In 1917, Guillaume Apollinaire described a performance by the Ballets Russes as “a kind of surrealism”. Unaware of the importance of his remark at the time, Apollinaire's description would soon become the term from which an international cultural movement would be born.
The persistence of conflict in the early Twentieth Century led to widespread disillusionment and political divisions across Europe, paving the way for the development of counteractive cultural movements. Surrealism drew strong influences from Dadaism, a predeceasing movement that favoured the use of irrationalism and chaos. In the 1920s, Dadaism merged into Surrealism, and the movement became active in rejecting the rationalist approach of European governments, the materialist preoccupations of the public, and the use of violence, compelling a new societal agenda.
By the mid-20s, two rivalling sects of surrealism had formed in France, led by Yvan Goll and André Breton. Both Gall and Breton published their respective manifestoes in 1924. Of the two, Breton’s manifesto proceeded to receive widespread acclaim and would eventually take responsibility for the international expansion of the movement, influencing politics, music, literature, social theory, and philosophy.
The diversity of the Surrealist movement and the way in which it lent itself to other artistic movements resulted in an extensive community of artists. The leading figures of Surrealism included Salvador Dalí, Giorgio de Chirico, Francis Picabia, Yves Tanguy, Alberto Giacometti, Méret Oppenheim, René Magritte, and Max Ernst. The Surrealists maintained the belief that the departure from rational thought facilitated the creation of new and original ideas. The publication of Sigmund Freud’s The Interpretation of Dreams had a profound impact on the practitioners of the movement, compelling the analysis and investigation of dreams in an attempt to access the subconscious mind.
The themes of memory and dreams are visually dominant in Salvador Dalí’s mystic and eccentric compositions.

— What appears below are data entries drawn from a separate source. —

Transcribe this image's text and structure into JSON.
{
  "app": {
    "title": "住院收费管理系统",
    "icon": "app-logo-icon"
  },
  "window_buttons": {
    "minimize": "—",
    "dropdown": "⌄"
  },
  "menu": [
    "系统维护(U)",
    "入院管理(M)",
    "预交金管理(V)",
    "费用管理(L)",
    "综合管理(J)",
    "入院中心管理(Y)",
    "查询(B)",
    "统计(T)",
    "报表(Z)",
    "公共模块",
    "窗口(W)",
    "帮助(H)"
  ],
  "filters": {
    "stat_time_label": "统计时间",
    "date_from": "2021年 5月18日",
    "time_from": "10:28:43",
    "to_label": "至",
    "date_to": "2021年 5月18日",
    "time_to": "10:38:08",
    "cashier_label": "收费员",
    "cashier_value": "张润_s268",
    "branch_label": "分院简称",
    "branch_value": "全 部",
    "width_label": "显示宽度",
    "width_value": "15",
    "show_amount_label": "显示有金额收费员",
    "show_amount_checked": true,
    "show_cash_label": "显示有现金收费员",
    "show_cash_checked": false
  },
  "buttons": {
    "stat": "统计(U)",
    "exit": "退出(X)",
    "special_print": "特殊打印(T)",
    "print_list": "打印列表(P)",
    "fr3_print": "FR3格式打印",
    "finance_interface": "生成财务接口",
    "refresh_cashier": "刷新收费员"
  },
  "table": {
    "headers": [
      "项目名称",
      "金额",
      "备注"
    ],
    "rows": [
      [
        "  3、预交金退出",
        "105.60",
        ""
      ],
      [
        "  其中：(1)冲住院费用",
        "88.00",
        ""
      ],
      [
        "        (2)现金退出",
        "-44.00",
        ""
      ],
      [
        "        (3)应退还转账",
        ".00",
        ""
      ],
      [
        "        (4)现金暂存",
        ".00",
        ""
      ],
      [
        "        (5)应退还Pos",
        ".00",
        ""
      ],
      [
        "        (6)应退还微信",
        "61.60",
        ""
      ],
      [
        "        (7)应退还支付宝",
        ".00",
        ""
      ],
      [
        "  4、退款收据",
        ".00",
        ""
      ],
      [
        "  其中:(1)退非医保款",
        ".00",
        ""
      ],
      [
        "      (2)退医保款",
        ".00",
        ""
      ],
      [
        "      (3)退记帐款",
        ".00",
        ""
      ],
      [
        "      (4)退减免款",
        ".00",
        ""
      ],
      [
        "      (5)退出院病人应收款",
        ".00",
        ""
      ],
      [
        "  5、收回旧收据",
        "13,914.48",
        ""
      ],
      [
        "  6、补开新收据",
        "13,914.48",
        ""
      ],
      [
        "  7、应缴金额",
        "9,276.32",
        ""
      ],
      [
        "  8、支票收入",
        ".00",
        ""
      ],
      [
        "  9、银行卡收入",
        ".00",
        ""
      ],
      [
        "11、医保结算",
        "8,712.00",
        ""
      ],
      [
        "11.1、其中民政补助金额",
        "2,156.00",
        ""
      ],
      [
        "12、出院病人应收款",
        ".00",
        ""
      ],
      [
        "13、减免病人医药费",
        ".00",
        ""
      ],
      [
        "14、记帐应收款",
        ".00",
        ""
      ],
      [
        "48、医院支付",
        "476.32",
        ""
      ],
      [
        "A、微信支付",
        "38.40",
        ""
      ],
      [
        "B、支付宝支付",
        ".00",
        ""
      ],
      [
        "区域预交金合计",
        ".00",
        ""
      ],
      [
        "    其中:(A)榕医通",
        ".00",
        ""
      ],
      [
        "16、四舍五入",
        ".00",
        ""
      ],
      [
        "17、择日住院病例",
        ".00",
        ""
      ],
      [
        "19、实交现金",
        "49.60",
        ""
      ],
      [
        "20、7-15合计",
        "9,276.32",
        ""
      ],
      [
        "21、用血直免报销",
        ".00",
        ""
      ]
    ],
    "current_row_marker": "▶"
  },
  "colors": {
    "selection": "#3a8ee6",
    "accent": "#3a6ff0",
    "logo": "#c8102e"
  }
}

The Persistence of Memory, one of Dalí’s seminal works, depicts a series of melting clocks against an obscure background, appearing to transcend both time and space. Uncanny and otherworldly, this work encompasses the key elements of the movement and has been praised as a defining image in the Surrealist canon of painting. The unidentifiable creature in the centre of the image is thought to be an abstracted self-portrait of the artist, recurring as a motif in several of Dalí’s other paintings. Other hypotheses have been proposed on the meaning and relevance of the amorphous figure in the foreground, with recent interpretations suggesting that this may represent a dream Dalí once experienced himself.

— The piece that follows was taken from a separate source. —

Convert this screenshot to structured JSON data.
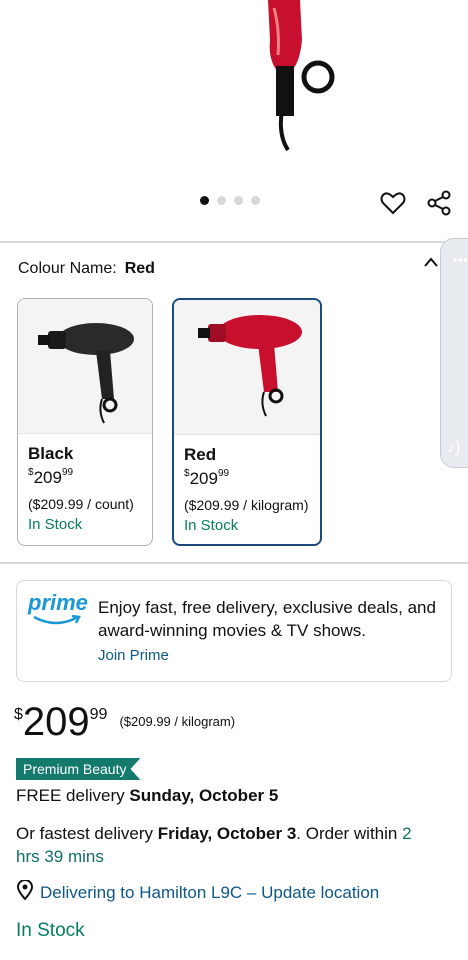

The Surrealist movement was deeply concerned with expressing human instincts and traits typically repressed by contemporary society, foremostly violence, and sexual desires. Surrealist artists sought to create work that departed from rational modes of thought, requiring the viewer to change the way they think, tapping into their subconscious mind.

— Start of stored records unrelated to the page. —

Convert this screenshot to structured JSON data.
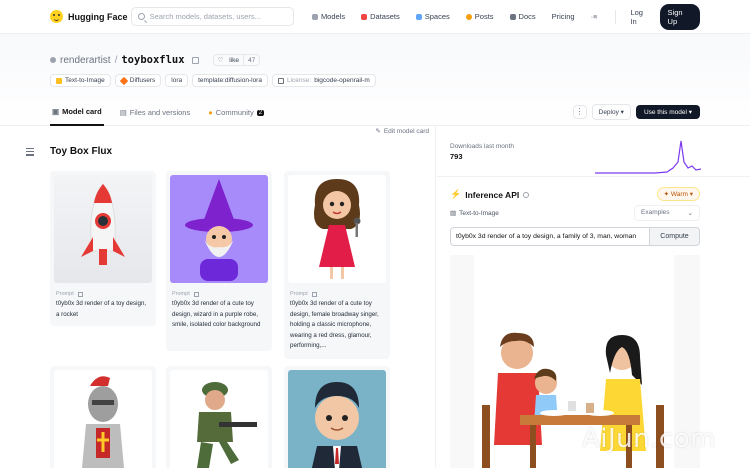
{
  "nav": {
    "brand": "Hugging Face",
    "search_placeholder": "Search models, datasets, users...",
    "links": [
      "Models",
      "Datasets",
      "Spaces",
      "Posts",
      "Docs",
      "Pricing"
    ],
    "login": "Log In",
    "signup": "Sign Up"
  },
  "repo": {
    "org": "renderartist",
    "name": "toyboxflux",
    "like_label": "like",
    "like_count": "47"
  },
  "tags": {
    "t1": "Text-to-Image",
    "t2": "Diffusers",
    "t3": "lora",
    "t4": "template:diffusion-lora",
    "license_label": "License:",
    "license": "bigcode-openrail-m"
  },
  "tabs": {
    "model_card": "Model card",
    "files": "Files and versions",
    "community": "Community",
    "community_count": "2"
  },
  "actions": {
    "kebab": "⋮",
    "deploy": "Deploy ▾",
    "use_model": "Use this model ▾"
  },
  "card": {
    "edit": "Edit model card",
    "title": "Toy Box Flux",
    "prompt_label": "Prompt",
    "prompts": [
      "t0yb0x 3d render of a toy design, a rocket",
      "t0yb0x 3d render of a cute toy design, wizard in a purple robe, smile, isolated color background",
      "t0yb0x 3d render of a cute toy design, female broadway singer, holding a classic microphone, wearing a red dress, glamour, performing,..."
    ]
  },
  "downloads": {
    "label": "Downloads last month",
    "value": "793"
  },
  "inference": {
    "title": "Inference API",
    "warm": "✦ Warm ▾",
    "task": "Text-to-Image",
    "examples": "Examples",
    "input_value": "t0yb0x 3d render of a toy design, a family of 3, man, woman",
    "compute": "Compute"
  },
  "watermark": "AiJun.com",
  "colors": {
    "accent_dark": "#111827",
    "sparkline": "#7c3aed",
    "warm": "#b45309"
  }
}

Belgian-born, René Magritte moved to Paris in the late 1920s. After joining Breton’s circle, Magritte quickly established himself as an important figure within the movement, producing paintings that were lauded for their wit and thought-provoking subject matter. In his paintings, Magritte would frequently remove the objects from their original functions, creating irrational and often absurd images. The apple is one of the many objects that recur throughout Magritte’s oeuvre, exemplified in The Listening Room and The Son of Man, a self-portrait from 1964. The first of these works use the apple as a means for disrupting the space of the image, whilst the second, uses the fruit to obscure Magritte’s identity.
Throughout the 1930s, Surrealism continued to gain public attention and exhibitions were held across New York, London, and Paris. Over the course of the decade, René Magritte and Salvador Dalí became key figures in directing the visual culture of Surrealism, which by this stage was expanding to include the medium of photography.
In the wake of the Second World War, many artists began migrating to America, fracturing Surrealist communities across Europe. Surrealism continued to play an active role in the cultural and artistic development of the 1940s, and despite the dissolution of the community, many artists maintained frequent correspondence and continued to develop their respective practices. Surrealism left a heavy impression on the later movements of both Abstract Expressionism and Pop Art and is recognised today as one of the defining movements of the Twentieth Century.